Russian accuses Kiev PM of fighting Moscow in Chechnya
The head of Russia's powerful investigative body claimed Wednesday that Ukraine's bespectacled technocrat prime minister fought in Chechya with Islamist insurgents against Moscow.
Alexander Bastrykin told Rossiiskaya Gazeta state daily that in the first Chechen war in the mid-1990s, Ukraine’s premier “Arseny Yatsenyuk fought against Russian troops”.
The claim was widely ridiculed in Ukraine, where Yatsenyuk often is portrayed in cartoons as the bossy but harmless Rabbit from the children’s book “Winnie-the-Pooh”.
Bastrykin said an “investigation had established” that Yatsenyuk, now 41, fought in hit squads called Argo and Viking.
The chief investigator said the units were led by Oleksandr Muzytchko — better known as Sashko Bilyi — the late coordinator of Right Sector far-right nationalist group in western Ukraine, who was shot dead by police last year.
Yatsenyuk dismissed the claim with his press secretary Olga Lappo writing on Facebook: “We advise the Russian regime to carry out a psychiatric assessment of the Investigative Committee chief Bastrykin.”

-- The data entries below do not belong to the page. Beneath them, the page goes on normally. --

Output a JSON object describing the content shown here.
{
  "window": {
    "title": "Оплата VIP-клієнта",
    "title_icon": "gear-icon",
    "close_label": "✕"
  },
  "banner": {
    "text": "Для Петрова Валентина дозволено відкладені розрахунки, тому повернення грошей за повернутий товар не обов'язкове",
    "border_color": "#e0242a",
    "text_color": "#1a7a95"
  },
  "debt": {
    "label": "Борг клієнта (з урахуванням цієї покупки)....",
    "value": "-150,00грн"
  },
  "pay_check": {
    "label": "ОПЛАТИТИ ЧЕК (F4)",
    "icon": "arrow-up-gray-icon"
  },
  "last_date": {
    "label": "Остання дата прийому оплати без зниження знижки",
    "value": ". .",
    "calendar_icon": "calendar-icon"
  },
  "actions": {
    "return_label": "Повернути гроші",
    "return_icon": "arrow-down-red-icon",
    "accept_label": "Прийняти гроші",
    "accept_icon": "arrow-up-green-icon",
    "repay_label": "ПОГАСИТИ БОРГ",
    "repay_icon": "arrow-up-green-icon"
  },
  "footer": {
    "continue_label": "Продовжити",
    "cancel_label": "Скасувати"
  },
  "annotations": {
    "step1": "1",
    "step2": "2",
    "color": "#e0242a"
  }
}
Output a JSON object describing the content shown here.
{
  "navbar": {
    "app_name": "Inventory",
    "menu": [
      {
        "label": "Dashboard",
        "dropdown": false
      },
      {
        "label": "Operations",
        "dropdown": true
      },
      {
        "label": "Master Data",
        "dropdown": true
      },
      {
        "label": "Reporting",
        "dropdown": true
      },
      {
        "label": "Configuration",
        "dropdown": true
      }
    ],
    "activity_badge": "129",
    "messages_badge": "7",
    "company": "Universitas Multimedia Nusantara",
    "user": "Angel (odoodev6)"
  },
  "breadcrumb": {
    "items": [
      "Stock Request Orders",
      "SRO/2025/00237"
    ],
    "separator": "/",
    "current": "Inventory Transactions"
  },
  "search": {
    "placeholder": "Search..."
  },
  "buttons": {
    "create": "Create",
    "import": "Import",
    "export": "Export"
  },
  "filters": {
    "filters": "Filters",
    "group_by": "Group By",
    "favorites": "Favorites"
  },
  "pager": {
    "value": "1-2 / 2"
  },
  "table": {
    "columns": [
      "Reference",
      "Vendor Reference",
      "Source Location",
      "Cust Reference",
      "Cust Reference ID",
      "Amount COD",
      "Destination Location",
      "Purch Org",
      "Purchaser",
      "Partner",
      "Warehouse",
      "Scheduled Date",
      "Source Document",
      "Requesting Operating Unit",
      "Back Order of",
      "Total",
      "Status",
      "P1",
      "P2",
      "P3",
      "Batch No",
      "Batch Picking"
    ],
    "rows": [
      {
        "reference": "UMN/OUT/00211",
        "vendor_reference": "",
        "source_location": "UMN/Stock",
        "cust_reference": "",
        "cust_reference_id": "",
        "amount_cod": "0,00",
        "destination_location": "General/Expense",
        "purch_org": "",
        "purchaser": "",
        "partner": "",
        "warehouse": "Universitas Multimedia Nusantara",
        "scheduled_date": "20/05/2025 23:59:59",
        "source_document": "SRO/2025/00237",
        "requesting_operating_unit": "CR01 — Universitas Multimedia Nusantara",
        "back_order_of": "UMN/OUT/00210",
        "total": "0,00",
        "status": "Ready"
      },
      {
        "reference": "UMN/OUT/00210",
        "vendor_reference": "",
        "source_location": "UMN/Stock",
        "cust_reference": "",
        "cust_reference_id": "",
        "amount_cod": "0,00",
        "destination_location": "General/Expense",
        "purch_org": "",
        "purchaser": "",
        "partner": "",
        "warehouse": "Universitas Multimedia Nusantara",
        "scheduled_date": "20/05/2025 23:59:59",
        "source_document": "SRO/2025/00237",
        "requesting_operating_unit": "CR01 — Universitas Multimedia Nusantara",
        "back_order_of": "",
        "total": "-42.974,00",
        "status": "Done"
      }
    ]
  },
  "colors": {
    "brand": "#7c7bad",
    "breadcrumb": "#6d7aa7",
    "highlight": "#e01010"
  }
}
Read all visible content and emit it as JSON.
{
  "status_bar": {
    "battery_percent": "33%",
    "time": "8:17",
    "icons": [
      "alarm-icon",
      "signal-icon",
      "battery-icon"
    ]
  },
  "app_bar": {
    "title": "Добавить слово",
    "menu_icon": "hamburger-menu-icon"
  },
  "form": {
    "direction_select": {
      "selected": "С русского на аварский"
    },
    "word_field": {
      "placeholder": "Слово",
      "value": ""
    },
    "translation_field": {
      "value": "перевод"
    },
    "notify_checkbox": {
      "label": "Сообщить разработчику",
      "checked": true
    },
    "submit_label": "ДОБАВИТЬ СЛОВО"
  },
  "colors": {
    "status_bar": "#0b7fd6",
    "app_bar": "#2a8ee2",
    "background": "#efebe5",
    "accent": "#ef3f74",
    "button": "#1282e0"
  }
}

The allegations caused a storm of sarcastic comments on Ukrainian social networks, with photoshopped images featuring Yatsenyuk, who is mocked for his alleged resemblance to the rabbit in the Soviet cartoon version of Winnie-the-Pooh.
Images show him sporting a long beard in full Rambo-style gear, surrounded by Islamists. One shows a rabbit with a grenade launcher with the caption: “He killed his first Russian at 16.”
The interior minister Arsen Avakov also mocked the claim that Yatsenyuk, a balding pro-Western former foreign minister, used to fight alongside Islamist militants in Chechnya.
“We have very good doctors in the interior ministry’s clinic. We’ll get you better. Paranoiacs are our specialty,” Avakov wrote on Facebook in a message to Bastrykin.
According to Yatsenyuk’s official biography, in 1994 and 1995 he was working on privatisations as the head of a law firm.
Such allegations, published in a state newspaper, appeared to be aimed at reinforcing Moscow’s line that Kiev is controlled by ultranationalist neo-Nazis.
Kremlin spokesman Dmitry Peskov backed the claim, telling Russian news agencies: “The Investigative Committee is working on it and such statements can never be groundless.”
Right Sector played a key role in the frontlines of deadly protests that unseated pro-Moscow president Viktor Yanukovych last year and its well-equipped fighters have also fought pro-Russian separatists in the east.
President Petro Poroshenko is trying to follow through a February peace deal whose terms — including partial self-rule for the insurgents — are anathema to the nationalists.